Some Americans still wanted smaller sports cars. They trouble is, they didn’t want creaky old unreliable British ones. They much preferred Japanese versions, which did what the British ones did but they kept on doing it for as long as you needed them to. Call Americans fickle and picky if you will, but they just didn’t want the TR7…
It took Britain quite a long time to learn its lesson. Dwindling American sales meant there was no money to develop many new cars. And the ones we got were pretty half-baked. The XJS should have done the job but it was rushed into production, had a complicated V12, a low-rent interior and was built very, very badly. The TR7, as we’ve already heard, was a dud.
Throughout the 80s our car makers mostly gave up on the American market. Only Jaguar persevered, sticking to a British heritage niche that served it well. And naturally it was at the vanguard when the renaissance finally arrived. The Americanised X300 and XK8 with their 6 cylinder and V8 motors were what Americans wanted – perhaps it was the ‘valet’ button on the dashboard that finally convinced them. Since the turn of the 21st century then we’ve begun to do rather better over the pond. And not just with sports cars – Americans want our original SUV, the Range Rover, and our plutocrat express, the XJ. We are, once again, motoring.
All of which is fine and dandy and great news. But we owe it all to those cars of the 60s like the E Type and Cobra that established the bridgehead for British sports cars over there. We ceded a lot of ground in the years since but when we finally stopped trying to sell what we wanted to make and instead sell what Americans wanted to buy, we started to gain ground again. It took us 30 years to learn why Americans love the Corvette and in the F-Type and XK we finally have cars that incorporate the louche, relaxed pace of the ‘vetted with the svelte lines and sporting capability of European sports cars.

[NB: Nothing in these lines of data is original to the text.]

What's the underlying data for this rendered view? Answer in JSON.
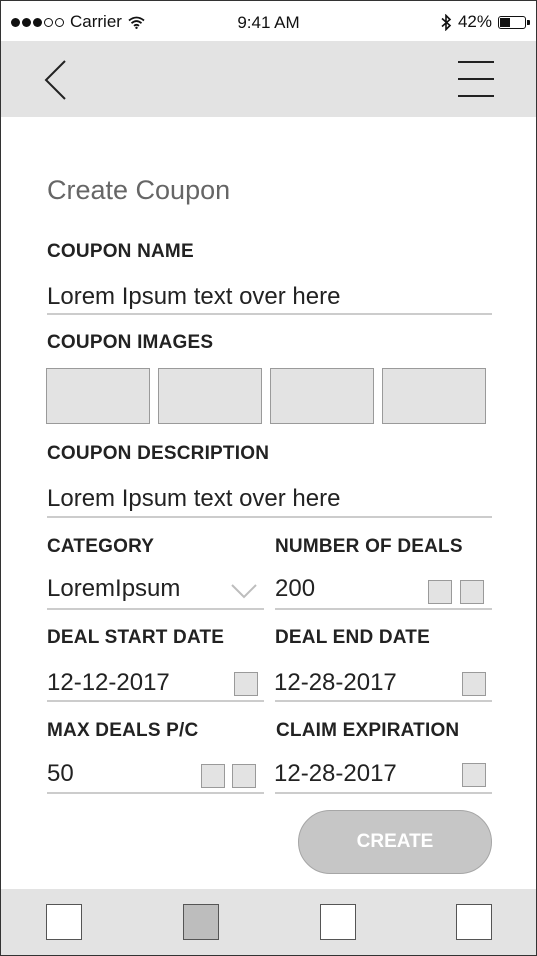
{
  "status_bar": {
    "carrier": "Carrier",
    "time": "9:41 AM",
    "battery": "42%"
  },
  "navbar": {
    "back_icon": "chevron-left-icon",
    "menu_icon": "hamburger-menu-icon"
  },
  "form": {
    "title": "Create Coupon",
    "coupon_name": {
      "label": "COUPON NAME",
      "value": "Lorem Ipsum text over here"
    },
    "coupon_images": {
      "label": "COUPON IMAGES",
      "slot_count": 4
    },
    "coupon_description": {
      "label": "COUPON DESCRIPTION",
      "value": "Lorem Ipsum text over here"
    },
    "category": {
      "label": "CATEGORY",
      "value": "LoremIpsum"
    },
    "number_of_deals": {
      "label": "NUMBER OF DEALS",
      "value": "200"
    },
    "deal_start_date": {
      "label": "DEAL START DATE",
      "value": "12-12-2017"
    },
    "deal_end_date": {
      "label": "DEAL END DATE",
      "value": "12-28-2017"
    },
    "max_deals_pc": {
      "label": "MAX DEALS P/C",
      "value": "50"
    },
    "claim_expiration": {
      "label": "CLAIM EXPIRATION",
      "value": "12-28-2017"
    },
    "create_label": "CREATE"
  },
  "tab_bar": {
    "active_index": 1,
    "tab_count": 4
  }
}
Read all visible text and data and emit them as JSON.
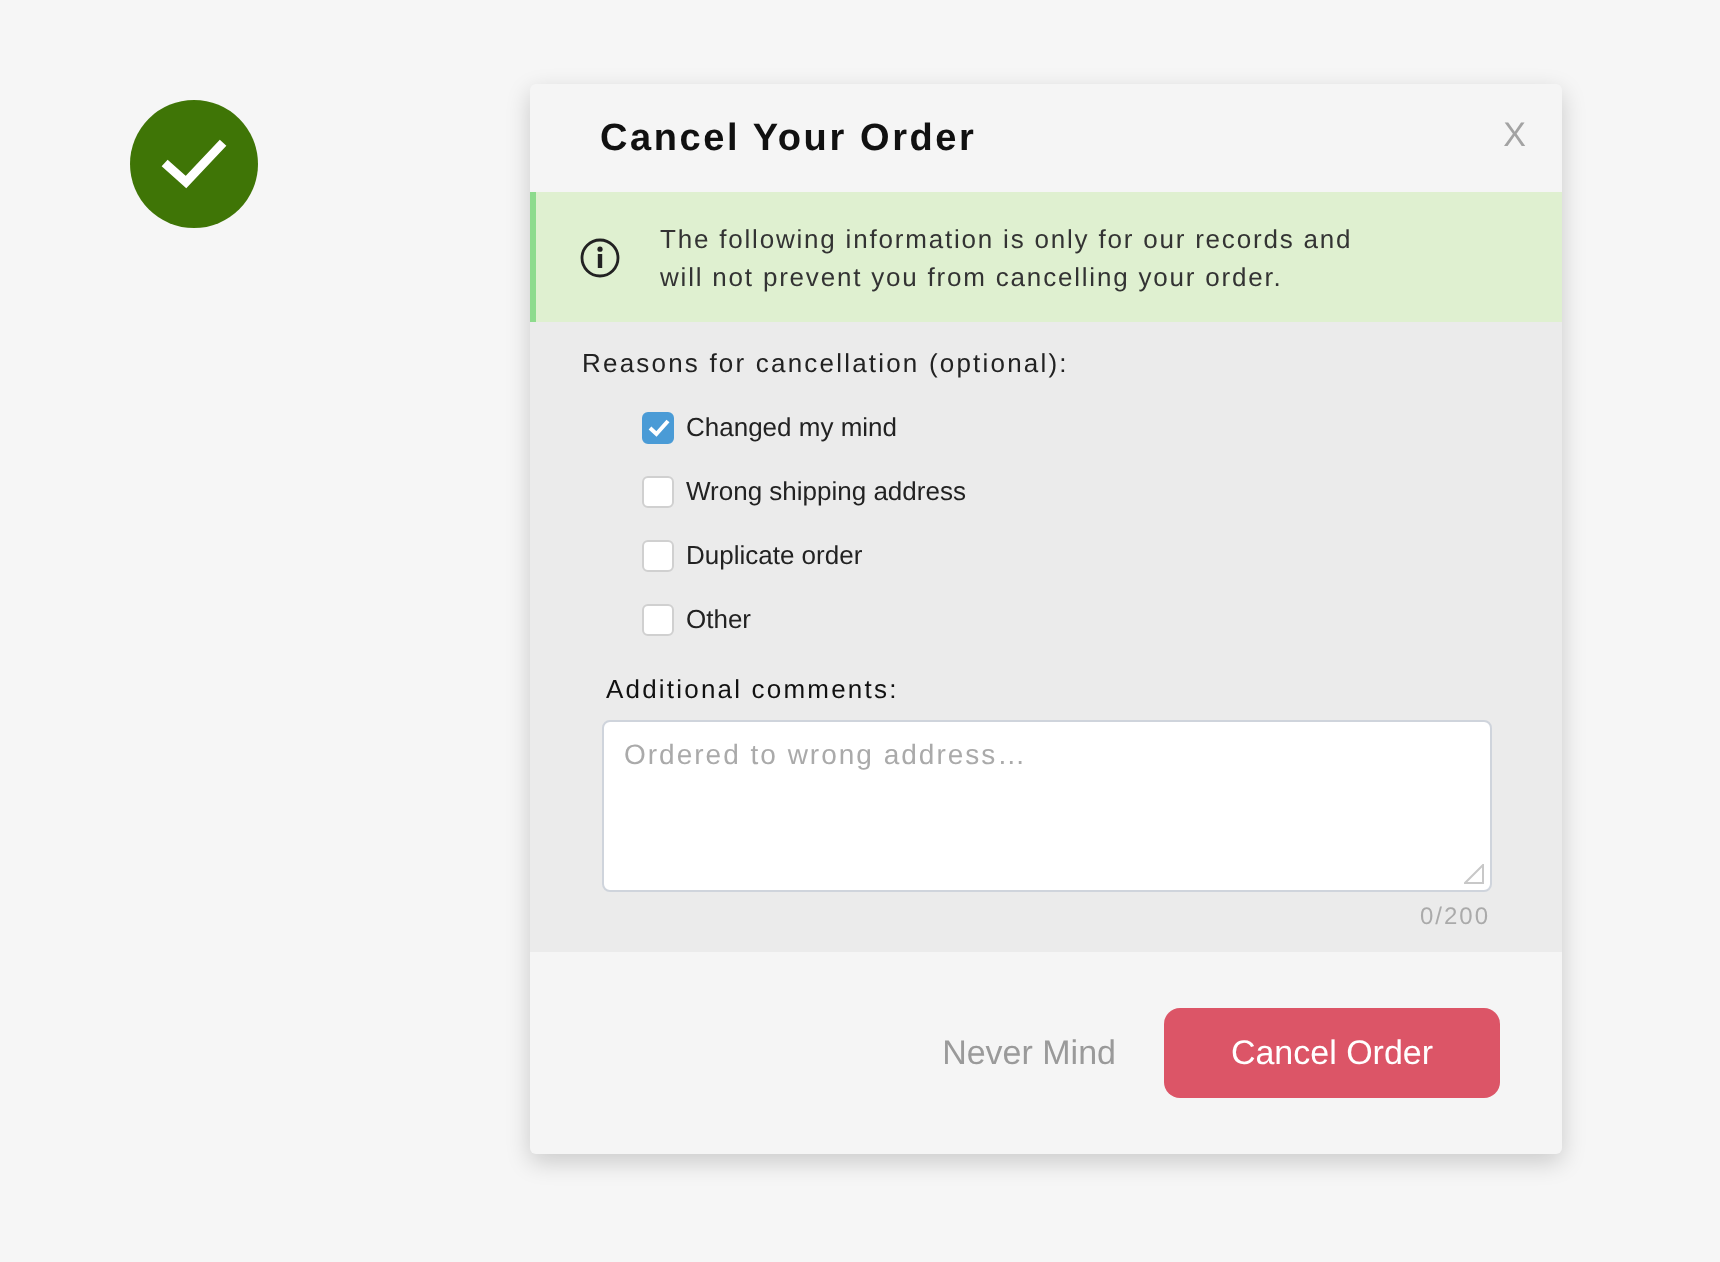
{
  "dialog": {
    "title": "Cancel Your Order",
    "close_label": "X"
  },
  "notice": {
    "text": "The following information is only for our records and will not prevent you from cancelling your order."
  },
  "reasons": {
    "label": "Reasons for cancellation (optional):",
    "options": [
      {
        "label": "Changed my mind",
        "checked": true
      },
      {
        "label": "Wrong shipping address",
        "checked": false
      },
      {
        "label": "Duplicate order",
        "checked": false
      },
      {
        "label": "Other",
        "checked": false
      }
    ]
  },
  "comments": {
    "label": "Additional comments:",
    "placeholder": "Ordered to wrong address…",
    "counter": "0/200"
  },
  "buttons": {
    "secondary": "Never Mind",
    "primary": "Cancel Order"
  }
}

You can now discover the best of British vs American sports cars with Great Escape’s enlarged fleet – it now includes E Types (all models from ’61 to ’74), XJS’, Corvette and Cobra. Prices start at just £199 for 24 hrs and the cars can be hired from our Devon, Yorkshire or Cotswolds sites. To find out more call 01527 893733 or visit http://www.greatescapecars.co.uk.